Getting to our first ever flea market as
buyers sellers last Sunday was a journey of just five miles. Still, it was epic in scope and had all the hallmarks of a serious expedition: Not sleeping the night before, endless mental checklists, thermoses, camp chairs, rising before dawn, no breakfast. It was a good thing Dustin fed us all the night before when we stopped by to load up his stuff. (Were the butterflies in our stomachs due to flea market jitters or Dustin’s roasted chilis?)
Marty was my loyal sherpa for a day. His ’70 bus carried it all. Strapped to the roof were most of the tables and Reuben’s murals. (see Reuben’s magisterial account here.)
Mitch was in town and managed to find time between packing and unpacking to snap some photos.
Every inch of the bus was dragooned into flea market duty.
And then, still before breakfast, it’s time to unpack it all.
The unexpected juxtapositions are pure flea market, like the hot plate/Mr. Peanut thingy from Dustin’s grandmother sharing table space with his concrete buddha. (Mr. Peanut found his buyer late in the day.) Reuben’s two smelt pots, one seen just behind the armillary sphere, attracted interest early from the “pros.” It was a fine introduction in flea market economics to observe how Reuben set and finessed prices. The heavy smelt pots eventually sold late in the day for very close to Reuben’s initial asking price, to the same gent who couldn’t live without Mr. Peanut. I’m telling you, every transaction could be the basis for a short story.
The story arc to Dustin’s concrete gems alone was worth the price of admission. Our carnival barking became more aggressive as the day progressed, as the concrete was handled, the facets examined then returned to the tables. “Charm your friends! Harm your enemies!” And all morning they went unsold. Not one sale. It seemed a thundering judgment had been made: We loved them, but nobody else did. And then in an instant, everything changed, and Dustin was mobbed with buyers. A florist wanted dozens. A bride-to-be wanted them for tables for her wedding in September, and could Dustin paint them white? People were drawn in by the frenzy, and more gems sold. (And what a great idea the future bride had. Diamonds=wedding. Get it?)
The displays became more refined throughout the day — mostly because there’s lots of down time between buyers. The whole lot of these old pharmacy jars were bought early in the day at one go, all eight of them.

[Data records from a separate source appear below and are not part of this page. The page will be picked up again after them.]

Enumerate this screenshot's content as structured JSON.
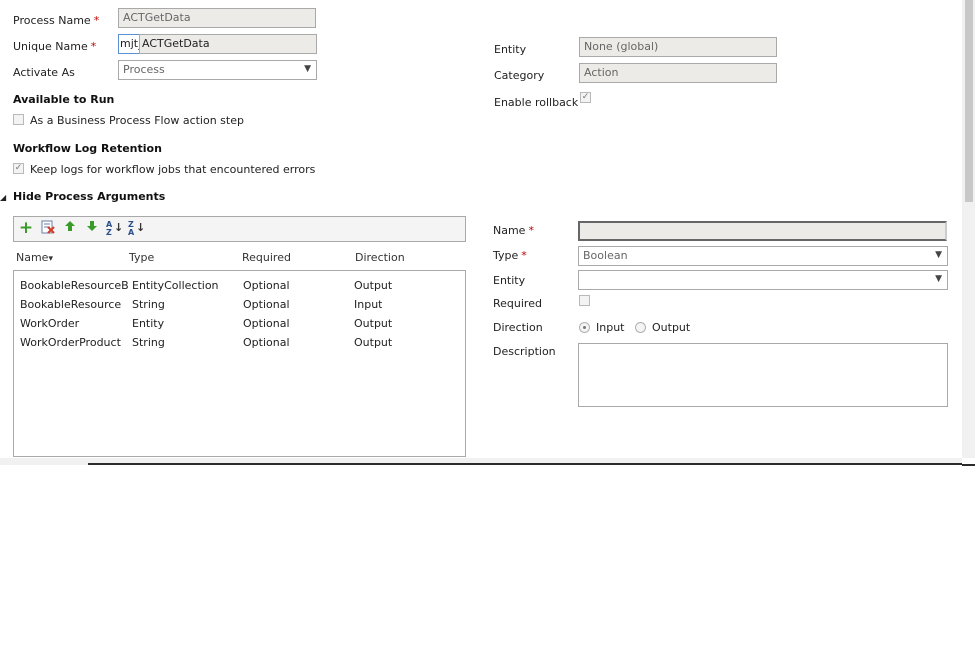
{
  "general": {
    "process_name_label": "Process Name",
    "process_name_value": "ACTGetData",
    "unique_name_label": "Unique Name",
    "unique_name_prefix": "mjt_",
    "unique_name_value": "ACTGetData",
    "activate_as_label": "Activate As",
    "activate_as_value": "Process",
    "entity_label": "Entity",
    "entity_value": "None (global)",
    "category_label": "Category",
    "category_value": "Action",
    "enable_rollback_label": "Enable rollback",
    "required_marker": "*"
  },
  "available_to_run": {
    "heading": "Available to Run",
    "bpf_checkbox_label": "As a Business Process Flow action step"
  },
  "log_retention": {
    "heading": "Workflow Log Retention",
    "keep_logs_label": "Keep logs for workflow jobs that encountered errors"
  },
  "arguments": {
    "toggle_label": "Hide Process Arguments",
    "columns": [
      "Name",
      "Type",
      "Required",
      "Direction"
    ],
    "sort_glyph": "▾",
    "rows": [
      {
        "name": "BookableResourceB...",
        "type": "EntityCollection",
        "required": "Optional",
        "direction": "Output"
      },
      {
        "name": "BookableResource",
        "type": "String",
        "required": "Optional",
        "direction": "Input"
      },
      {
        "name": "WorkOrder",
        "type": "Entity",
        "required": "Optional",
        "direction": "Output"
      },
      {
        "name": "WorkOrderProduct",
        "type": "String",
        "required": "Optional",
        "direction": "Output"
      }
    ]
  },
  "detail": {
    "name_label": "Name",
    "name_value": "",
    "type_label": "Type",
    "type_value": "Boolean",
    "entity_label": "Entity",
    "entity_value": "",
    "required_label": "Required",
    "direction_label": "Direction",
    "direction_input": "Input",
    "direction_output": "Output",
    "description_label": "Description",
    "description_value": ""
  },
  "icons": {
    "add": "+",
    "sort_az_top": "A",
    "sort_az_bottom": "Z",
    "sort_za_top": "Z",
    "sort_za_bottom": "A"
  },
  "colors": {
    "required": "#c00000",
    "add_icon": "#3a9b2a",
    "remove_icon": "#d23a2a"
  }
}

The smaller “monkey fists” about the size of billiard balls (which hold the center) sold only when we came down in price by quite a bit. Lots of people just took photos, spun around, and dove back into the crowds. The stuff on our tables was endlessly fondled and caressed, sometimes followed by a sale, just as frequently not. Watching the interaction between people and objects was so very, very interesting, who was attracted to what and why. I expected the why to remain a mystery, but loved when people tried to articulate it, offering stories of their longing. I had experienced how sellers weave narratives around their stuff for sale, but it was a surprise to find it works both ways. Buyers do this too, like the girl who wanted the lab beakers for her budding scientist brother. I fell hard for these stories and came way down in price. I did discover that my source for industrial salvage is charging me too much. I brought these metal trays back home, since I couldn’t break even with them.

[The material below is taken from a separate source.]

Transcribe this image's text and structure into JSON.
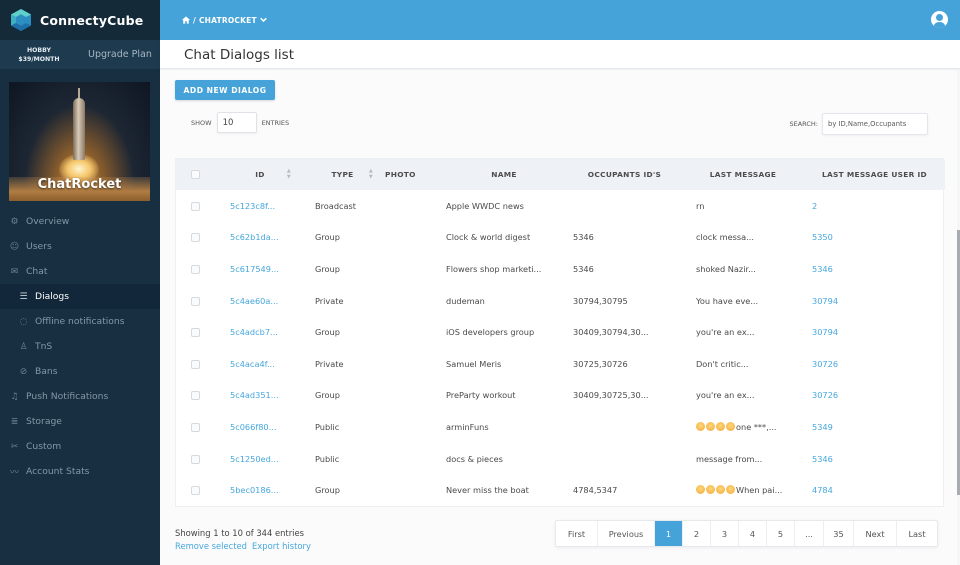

The buyers were fascinatingly unpredictable. People wanted to buy Marty’s bus, our display tables, including this tool cart. Dustin’s grandmother’s tchotchkes sold well. What we called Dustin’s “tostadas” sold late in the day. Just a few people noticed these were made of a unique, very lightweight, sculptural concrete formulation, but those that did notice were intensely interested. Same thing with Reuben’s smelt pots, which are sculptural, fused-glass byproducts of molten industrial processes. Those whose eye they caught immediately recognized their complex provenance. Watching objects work their magic on people was the best part of the day. Dustin’s “ficus tree root with superimposed grapevine” sculpture found its adoring owner late in the day too.
I was secretly hoping Reuben’s conical, heavy lanterns wouldn’t sell, so I’d be forced to make a decision on them, but sell they did.
Dustin was fiendishly delighted when the glass vase he found abandoned in his alley went to an appreciative buyer.
By 4 o’clock we were home, and it was all unpacked. We were entrusted temporarily with Reuben’s stuff, which was all carefully put away — after I had a good play with it.
Would we do it again? We’re thinking maybe February, if there’s any spaces still available. Was the money good? I thought so, although Reuben thought this flea’s attendance wasn’t the best he’s seen. We were prepared to accommodate big transactions with Square, and it did come in handy. Some people wanted bags to carry off their purchases, and we had none, but we did have a wagon that we loaned out all day to carry off the heavier items, which was always faithfully returned. Was the explicitly garden-related stuff a hit? Not really. The only one to even give the garden books and magazines a glance was Kris, who wrote about her adventure here. (Such a treat to meet you and your friends, Kris.)
Reuben, Dustin, Mitch, Marty, I’d flea-market again with you in a heartbeat, just name the time and place. The only caveat is there must be breakfast next time.